Data records for software interfaces:
════════

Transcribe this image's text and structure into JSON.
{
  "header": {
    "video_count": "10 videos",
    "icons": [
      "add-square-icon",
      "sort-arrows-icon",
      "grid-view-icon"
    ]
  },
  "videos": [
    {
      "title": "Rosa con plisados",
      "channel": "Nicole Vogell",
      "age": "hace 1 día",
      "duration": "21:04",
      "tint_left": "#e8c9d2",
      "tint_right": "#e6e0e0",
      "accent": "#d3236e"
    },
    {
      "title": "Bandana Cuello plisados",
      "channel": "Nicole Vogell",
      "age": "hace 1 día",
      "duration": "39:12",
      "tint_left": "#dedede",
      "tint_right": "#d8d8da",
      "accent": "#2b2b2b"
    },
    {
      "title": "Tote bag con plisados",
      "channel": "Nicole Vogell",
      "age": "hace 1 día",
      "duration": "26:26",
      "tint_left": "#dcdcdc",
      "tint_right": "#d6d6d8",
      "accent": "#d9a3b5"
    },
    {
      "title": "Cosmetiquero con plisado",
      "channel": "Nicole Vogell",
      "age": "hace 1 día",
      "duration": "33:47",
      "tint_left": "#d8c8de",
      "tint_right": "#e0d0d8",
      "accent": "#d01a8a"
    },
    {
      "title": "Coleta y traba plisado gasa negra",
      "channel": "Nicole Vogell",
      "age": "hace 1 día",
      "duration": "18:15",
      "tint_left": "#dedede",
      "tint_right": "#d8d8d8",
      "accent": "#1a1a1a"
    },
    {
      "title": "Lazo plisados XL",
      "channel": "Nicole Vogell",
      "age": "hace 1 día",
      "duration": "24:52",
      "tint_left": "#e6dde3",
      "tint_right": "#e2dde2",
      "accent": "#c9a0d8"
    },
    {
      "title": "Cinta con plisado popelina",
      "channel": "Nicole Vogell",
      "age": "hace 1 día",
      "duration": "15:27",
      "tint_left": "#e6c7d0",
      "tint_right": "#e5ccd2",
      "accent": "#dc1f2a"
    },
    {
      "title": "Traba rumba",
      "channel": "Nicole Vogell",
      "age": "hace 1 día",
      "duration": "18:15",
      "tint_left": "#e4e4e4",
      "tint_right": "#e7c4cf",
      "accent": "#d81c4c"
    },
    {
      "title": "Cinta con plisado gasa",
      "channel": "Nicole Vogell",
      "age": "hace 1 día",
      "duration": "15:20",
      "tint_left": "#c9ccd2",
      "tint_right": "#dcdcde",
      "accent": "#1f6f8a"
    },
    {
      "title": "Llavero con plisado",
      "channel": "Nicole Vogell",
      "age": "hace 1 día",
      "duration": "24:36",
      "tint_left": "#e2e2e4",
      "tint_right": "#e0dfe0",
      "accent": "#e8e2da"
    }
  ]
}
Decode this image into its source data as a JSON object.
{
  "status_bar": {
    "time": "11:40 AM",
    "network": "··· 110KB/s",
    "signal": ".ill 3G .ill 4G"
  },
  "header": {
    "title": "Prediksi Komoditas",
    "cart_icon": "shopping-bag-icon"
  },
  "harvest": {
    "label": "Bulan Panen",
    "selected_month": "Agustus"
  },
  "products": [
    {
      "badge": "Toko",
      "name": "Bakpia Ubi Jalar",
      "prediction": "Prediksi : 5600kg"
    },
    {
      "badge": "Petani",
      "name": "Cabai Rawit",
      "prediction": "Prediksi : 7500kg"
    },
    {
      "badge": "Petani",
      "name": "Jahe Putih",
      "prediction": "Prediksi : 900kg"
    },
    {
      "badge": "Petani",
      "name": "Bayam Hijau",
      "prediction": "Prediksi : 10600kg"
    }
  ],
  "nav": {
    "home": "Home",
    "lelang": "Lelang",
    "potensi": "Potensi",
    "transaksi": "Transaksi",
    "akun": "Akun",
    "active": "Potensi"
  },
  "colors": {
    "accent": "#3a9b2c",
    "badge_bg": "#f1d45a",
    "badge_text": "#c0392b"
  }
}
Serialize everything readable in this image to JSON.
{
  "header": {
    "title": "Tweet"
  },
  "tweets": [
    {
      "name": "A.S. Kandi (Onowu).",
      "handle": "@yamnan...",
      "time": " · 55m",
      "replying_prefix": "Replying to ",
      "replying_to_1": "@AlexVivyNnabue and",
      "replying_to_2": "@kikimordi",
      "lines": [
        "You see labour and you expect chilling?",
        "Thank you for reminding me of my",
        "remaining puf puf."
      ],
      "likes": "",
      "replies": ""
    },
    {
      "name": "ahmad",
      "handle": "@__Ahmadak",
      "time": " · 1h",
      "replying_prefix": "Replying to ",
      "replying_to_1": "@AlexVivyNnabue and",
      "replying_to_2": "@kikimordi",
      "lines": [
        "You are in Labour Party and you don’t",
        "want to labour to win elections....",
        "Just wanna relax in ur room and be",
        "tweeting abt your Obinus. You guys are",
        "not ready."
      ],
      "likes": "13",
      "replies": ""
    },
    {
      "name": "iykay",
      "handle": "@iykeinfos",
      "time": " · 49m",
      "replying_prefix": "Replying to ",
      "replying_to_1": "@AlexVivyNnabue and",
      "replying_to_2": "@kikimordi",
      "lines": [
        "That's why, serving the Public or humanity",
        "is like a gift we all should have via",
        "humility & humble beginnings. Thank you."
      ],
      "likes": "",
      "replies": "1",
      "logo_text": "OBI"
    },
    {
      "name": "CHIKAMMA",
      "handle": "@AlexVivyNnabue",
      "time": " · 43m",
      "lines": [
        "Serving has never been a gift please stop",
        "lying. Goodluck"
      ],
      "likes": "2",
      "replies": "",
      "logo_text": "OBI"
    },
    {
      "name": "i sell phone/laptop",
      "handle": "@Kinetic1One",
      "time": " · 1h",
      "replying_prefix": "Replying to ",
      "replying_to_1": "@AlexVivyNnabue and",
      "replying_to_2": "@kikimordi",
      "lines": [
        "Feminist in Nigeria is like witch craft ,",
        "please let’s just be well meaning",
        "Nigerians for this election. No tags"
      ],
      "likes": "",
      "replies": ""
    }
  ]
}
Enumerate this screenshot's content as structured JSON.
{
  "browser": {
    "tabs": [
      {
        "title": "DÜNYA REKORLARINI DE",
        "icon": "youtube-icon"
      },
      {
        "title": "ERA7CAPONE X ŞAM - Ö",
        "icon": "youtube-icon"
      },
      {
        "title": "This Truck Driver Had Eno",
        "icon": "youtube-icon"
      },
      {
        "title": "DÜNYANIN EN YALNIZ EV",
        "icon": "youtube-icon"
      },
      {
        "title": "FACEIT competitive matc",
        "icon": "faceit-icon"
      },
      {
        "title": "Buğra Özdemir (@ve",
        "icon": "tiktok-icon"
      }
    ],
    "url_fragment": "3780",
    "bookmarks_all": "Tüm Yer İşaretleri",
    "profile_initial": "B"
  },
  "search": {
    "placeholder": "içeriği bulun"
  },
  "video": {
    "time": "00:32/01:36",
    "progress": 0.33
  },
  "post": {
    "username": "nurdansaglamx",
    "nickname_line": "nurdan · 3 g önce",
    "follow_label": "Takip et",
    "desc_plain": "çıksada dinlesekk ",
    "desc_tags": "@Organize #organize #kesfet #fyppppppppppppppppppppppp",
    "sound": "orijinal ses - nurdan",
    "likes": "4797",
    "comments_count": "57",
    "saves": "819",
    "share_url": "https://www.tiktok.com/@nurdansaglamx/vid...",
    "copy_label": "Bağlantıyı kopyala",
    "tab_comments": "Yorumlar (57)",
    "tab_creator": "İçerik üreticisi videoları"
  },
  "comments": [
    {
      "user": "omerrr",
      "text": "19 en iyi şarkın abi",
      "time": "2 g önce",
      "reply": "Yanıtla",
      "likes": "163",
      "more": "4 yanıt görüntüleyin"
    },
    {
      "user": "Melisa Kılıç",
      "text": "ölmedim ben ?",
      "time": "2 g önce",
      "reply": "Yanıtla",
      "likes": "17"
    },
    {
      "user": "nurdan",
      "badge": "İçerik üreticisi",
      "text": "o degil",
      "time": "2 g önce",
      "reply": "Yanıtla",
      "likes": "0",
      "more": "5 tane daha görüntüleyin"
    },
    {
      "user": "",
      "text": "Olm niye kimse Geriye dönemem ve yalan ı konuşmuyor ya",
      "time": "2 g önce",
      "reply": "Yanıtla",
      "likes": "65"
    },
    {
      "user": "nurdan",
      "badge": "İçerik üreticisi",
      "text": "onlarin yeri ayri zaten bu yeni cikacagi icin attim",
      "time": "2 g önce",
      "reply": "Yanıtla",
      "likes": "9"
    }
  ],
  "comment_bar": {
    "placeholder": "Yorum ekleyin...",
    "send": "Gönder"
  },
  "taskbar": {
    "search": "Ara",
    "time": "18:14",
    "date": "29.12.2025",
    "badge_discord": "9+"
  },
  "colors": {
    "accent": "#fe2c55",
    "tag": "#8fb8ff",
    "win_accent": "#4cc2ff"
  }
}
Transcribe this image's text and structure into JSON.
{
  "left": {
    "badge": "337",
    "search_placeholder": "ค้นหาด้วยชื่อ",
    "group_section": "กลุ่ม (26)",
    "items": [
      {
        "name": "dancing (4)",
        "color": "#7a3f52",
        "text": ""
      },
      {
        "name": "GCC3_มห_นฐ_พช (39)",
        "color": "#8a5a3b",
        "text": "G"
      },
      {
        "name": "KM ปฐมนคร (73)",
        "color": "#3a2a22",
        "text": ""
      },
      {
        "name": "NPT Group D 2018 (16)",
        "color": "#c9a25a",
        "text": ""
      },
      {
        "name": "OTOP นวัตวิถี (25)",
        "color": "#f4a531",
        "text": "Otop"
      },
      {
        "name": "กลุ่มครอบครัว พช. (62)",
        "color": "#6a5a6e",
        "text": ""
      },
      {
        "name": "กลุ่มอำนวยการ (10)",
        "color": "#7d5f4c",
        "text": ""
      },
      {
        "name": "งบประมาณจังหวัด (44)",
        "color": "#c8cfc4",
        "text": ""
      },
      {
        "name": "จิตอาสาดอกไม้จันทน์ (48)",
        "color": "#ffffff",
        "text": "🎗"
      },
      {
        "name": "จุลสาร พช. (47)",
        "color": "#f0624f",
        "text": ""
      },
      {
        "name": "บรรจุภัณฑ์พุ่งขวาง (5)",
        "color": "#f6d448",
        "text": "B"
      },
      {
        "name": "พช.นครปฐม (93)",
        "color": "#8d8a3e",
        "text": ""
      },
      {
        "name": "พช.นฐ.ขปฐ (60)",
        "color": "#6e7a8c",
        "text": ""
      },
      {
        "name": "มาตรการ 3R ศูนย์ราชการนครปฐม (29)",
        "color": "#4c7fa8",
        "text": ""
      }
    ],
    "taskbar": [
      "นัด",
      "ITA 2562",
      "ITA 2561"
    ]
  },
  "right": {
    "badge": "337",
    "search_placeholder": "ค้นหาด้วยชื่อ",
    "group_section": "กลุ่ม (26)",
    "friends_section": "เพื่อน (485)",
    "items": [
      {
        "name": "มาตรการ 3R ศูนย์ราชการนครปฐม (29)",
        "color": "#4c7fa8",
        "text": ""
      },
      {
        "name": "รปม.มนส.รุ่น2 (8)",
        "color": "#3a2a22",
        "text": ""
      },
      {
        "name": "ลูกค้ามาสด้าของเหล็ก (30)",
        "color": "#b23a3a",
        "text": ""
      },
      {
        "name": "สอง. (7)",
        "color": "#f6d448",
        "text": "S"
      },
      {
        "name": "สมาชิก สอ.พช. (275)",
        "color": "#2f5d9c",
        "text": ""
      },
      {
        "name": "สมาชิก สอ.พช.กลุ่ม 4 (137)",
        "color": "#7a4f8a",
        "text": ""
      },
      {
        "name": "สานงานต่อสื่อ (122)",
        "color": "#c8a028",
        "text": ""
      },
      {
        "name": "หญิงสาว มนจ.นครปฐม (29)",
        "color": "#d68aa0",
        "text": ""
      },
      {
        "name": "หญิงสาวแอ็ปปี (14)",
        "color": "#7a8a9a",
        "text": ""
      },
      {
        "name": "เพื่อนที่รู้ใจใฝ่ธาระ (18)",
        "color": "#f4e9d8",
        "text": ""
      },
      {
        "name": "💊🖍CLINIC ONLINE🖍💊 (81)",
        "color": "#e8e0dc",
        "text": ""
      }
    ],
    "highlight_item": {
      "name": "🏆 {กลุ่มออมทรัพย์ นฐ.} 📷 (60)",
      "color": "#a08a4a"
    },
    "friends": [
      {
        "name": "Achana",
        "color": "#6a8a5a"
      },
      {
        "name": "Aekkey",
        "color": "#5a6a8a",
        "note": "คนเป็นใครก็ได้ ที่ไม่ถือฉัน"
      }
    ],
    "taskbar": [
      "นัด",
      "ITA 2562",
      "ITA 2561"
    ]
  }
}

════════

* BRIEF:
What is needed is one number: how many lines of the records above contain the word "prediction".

* YOUR SOLUTION:
4